What to produce:
Every single line below has to be printed once more, exactly.

Items from an interface collection
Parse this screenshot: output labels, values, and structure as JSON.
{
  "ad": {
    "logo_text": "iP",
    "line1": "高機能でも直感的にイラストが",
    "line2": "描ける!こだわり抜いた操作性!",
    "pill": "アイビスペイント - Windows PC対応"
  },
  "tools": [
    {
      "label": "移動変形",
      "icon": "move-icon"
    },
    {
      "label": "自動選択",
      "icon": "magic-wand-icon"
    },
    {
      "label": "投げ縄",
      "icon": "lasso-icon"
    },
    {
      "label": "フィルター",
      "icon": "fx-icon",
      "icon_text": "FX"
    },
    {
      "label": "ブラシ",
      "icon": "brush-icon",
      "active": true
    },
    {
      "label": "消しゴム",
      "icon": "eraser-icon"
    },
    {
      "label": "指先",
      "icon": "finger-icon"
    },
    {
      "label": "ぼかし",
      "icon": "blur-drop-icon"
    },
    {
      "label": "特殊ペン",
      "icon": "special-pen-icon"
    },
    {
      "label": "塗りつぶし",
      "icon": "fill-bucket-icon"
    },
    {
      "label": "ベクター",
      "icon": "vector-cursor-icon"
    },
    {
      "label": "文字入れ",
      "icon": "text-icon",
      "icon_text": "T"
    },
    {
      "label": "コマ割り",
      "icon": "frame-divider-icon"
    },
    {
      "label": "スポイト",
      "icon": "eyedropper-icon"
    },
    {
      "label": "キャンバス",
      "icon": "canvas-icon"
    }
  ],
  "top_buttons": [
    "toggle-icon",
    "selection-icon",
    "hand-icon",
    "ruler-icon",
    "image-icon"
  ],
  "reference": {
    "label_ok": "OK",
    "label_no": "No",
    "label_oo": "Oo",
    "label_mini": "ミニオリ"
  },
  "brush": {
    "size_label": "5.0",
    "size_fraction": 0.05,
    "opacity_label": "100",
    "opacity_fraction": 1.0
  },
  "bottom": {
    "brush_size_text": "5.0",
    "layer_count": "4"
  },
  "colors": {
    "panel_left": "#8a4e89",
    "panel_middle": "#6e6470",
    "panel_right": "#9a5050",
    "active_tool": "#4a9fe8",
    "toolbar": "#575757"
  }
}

Solution:
Parse this screenshot: output labels, values, and structure as JSON.
{
  "ad": {
    "logo_text": "iP",
    "line1": "高機能でも直感的にイラストが",
    "line2": "描ける!こだわり抜いた操作性!",
    "pill": "アイビスペイント - Windows PC対応"
  },
  "tools": [
    {
      "label": "移動変形",
      "icon": "move-icon"
    },
    {
      "label": "自動選択",
      "icon": "magic-wand-icon"
    },
    {
      "label": "投げ縄",
      "icon": "lasso-icon"
    },
    {
      "label": "フィルター",
      "icon": "fx-icon",
      "icon_text": "FX"
    },
    {
      "label": "ブラシ",
      "icon": "brush-icon",
      "active": true
    },
    {
      "label": "消しゴム",
      "icon": "eraser-icon"
    },
    {
      "label": "指先",
      "icon": "finger-icon"
    },
    {
      "label": "ぼかし",
      "icon": "blur-drop-icon"
    },
    {
      "label": "特殊ペン",
      "icon": "special-pen-icon"
    },
    {
      "label": "塗りつぶし",
      "icon": "fill-bucket-icon"
    },
    {
      "label": "ベクター",
      "icon": "vector-cursor-icon"
    },
    {
      "label": "文字入れ",
      "icon": "text-icon",
      "icon_text": "T"
    },
    {
      "label": "コマ割り",
      "icon": "frame-divider-icon"
    },
    {
      "label": "スポイト",
      "icon": "eyedropper-icon"
    },
    {
      "label": "キャンバス",
      "icon": "canvas-icon"
    }
  ],
  "top_buttons": [
    "toggle-icon",
    "selection-icon",
    "hand-icon",
    "ruler-icon",
    "image-icon"
  ],
  "reference": {
    "label_ok": "OK",
    "label_no": "No",
    "label_oo": "Oo",
    "label_mini": "ミニオリ"
  },
  "brush": {
    "size_label": "5.0",
    "size_fraction": 0.05,
    "opacity_label": "100",
    "opacity_fraction": 1.0
  },
  "bottom": {
    "brush_size_text": "5.0",
    "layer_count": "4"
  },
  "colors": {
    "panel_left": "#8a4e89",
    "panel_middle": "#6e6470",
    "panel_right": "#9a5050",
    "active_tool": "#4a9fe8",
    "toolbar": "#575757"
  }
}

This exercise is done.